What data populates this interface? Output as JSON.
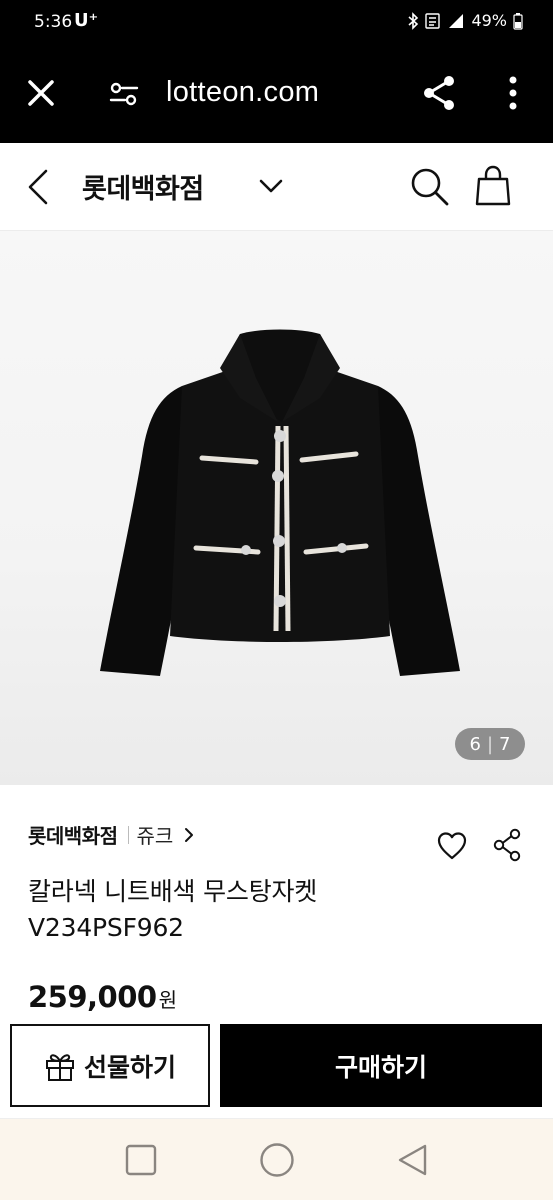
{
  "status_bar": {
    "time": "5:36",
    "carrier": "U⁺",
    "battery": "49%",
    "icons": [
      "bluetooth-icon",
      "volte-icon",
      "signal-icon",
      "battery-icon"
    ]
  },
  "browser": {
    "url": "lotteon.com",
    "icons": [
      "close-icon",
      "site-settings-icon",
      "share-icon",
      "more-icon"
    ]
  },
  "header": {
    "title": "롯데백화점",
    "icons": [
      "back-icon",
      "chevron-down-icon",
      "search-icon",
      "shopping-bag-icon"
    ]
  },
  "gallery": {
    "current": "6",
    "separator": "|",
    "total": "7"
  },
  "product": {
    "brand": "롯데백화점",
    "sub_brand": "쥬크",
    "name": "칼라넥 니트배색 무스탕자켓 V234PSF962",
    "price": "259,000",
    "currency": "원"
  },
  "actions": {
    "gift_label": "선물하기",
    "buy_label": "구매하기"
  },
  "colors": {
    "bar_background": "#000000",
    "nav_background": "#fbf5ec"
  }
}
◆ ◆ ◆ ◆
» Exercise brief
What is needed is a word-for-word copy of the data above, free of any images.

» Exercise output
What data populates this interface? Output as JSON.
{
  "status_bar": {
    "time": "5:36",
    "carrier": "U⁺",
    "battery": "49%",
    "icons": [
      "bluetooth-icon",
      "volte-icon",
      "signal-icon",
      "battery-icon"
    ]
  },
  "browser": {
    "url": "lotteon.com",
    "icons": [
      "close-icon",
      "site-settings-icon",
      "share-icon",
      "more-icon"
    ]
  },
  "header": {
    "title": "롯데백화점",
    "icons": [
      "back-icon",
      "chevron-down-icon",
      "search-icon",
      "shopping-bag-icon"
    ]
  },
  "gallery": {
    "current": "6",
    "separator": "|",
    "total": "7"
  },
  "product": {
    "brand": "롯데백화점",
    "sub_brand": "쥬크",
    "name": "칼라넥 니트배색 무스탕자켓 V234PSF962",
    "price": "259,000",
    "currency": "원"
  },
  "actions": {
    "gift_label": "선물하기",
    "buy_label": "구매하기"
  },
  "colors": {
    "bar_background": "#000000",
    "nav_background": "#fbf5ec"
  }
}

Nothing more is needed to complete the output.